(Source data Opens)

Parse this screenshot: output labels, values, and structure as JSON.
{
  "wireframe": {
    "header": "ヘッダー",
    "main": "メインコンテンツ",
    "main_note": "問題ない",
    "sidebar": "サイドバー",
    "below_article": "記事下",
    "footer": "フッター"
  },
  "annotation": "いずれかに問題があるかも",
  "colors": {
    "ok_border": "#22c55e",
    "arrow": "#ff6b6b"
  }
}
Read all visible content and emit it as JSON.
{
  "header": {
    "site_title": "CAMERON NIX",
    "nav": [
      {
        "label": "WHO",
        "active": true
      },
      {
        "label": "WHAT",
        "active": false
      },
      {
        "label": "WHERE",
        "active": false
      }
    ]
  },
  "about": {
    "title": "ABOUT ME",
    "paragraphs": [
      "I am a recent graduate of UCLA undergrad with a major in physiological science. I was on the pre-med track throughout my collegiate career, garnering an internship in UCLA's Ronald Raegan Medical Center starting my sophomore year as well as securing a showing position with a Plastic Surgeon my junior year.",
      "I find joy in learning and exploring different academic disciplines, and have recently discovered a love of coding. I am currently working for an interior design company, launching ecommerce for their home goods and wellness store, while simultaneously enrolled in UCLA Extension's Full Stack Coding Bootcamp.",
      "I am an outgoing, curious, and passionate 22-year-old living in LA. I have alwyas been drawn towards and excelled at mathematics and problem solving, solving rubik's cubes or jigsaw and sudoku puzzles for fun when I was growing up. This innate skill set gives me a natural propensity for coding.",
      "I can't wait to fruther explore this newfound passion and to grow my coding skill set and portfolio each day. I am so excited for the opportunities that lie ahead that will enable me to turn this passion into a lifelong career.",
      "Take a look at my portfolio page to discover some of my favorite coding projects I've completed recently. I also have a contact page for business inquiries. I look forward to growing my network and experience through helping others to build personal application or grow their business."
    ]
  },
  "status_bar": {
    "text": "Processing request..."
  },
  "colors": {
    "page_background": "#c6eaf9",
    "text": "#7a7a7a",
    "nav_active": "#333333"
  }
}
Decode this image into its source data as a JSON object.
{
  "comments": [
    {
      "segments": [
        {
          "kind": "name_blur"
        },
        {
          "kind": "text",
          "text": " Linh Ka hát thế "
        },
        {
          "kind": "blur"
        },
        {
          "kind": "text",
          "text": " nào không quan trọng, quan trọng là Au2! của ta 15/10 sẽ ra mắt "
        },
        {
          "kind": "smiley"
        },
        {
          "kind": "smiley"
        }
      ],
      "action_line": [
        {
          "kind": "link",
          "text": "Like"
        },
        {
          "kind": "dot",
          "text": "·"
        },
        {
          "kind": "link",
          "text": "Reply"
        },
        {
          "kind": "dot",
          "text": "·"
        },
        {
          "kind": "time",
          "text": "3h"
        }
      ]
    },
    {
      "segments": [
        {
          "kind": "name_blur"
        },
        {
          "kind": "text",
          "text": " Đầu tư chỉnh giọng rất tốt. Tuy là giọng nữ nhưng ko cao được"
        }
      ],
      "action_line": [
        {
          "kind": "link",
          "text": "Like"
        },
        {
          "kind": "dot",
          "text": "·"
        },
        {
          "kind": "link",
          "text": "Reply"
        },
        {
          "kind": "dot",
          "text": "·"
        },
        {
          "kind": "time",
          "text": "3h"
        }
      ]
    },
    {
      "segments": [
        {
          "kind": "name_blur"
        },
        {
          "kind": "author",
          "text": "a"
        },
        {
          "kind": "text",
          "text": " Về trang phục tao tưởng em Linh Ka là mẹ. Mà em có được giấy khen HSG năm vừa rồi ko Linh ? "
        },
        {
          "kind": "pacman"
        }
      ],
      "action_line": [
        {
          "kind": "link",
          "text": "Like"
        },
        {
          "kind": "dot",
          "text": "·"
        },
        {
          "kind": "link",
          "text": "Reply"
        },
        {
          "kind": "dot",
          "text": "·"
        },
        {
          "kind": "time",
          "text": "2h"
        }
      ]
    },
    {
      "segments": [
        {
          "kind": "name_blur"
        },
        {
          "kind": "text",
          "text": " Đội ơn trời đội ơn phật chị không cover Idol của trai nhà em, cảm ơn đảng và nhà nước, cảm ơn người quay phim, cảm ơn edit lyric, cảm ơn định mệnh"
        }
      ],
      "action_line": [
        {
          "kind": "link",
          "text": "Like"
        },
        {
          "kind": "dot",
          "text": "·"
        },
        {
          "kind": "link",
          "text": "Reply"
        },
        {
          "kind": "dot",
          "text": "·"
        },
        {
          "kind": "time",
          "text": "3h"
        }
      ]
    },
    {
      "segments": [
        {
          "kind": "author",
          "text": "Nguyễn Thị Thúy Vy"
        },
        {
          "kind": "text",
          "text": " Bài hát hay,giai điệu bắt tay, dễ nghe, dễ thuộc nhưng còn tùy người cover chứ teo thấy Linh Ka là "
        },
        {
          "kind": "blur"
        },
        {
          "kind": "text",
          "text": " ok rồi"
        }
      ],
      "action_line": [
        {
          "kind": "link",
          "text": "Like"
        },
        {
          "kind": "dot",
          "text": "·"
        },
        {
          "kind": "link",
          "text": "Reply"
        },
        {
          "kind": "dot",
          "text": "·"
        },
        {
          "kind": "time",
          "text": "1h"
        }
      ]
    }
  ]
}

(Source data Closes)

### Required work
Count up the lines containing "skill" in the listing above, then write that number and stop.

### Your response
2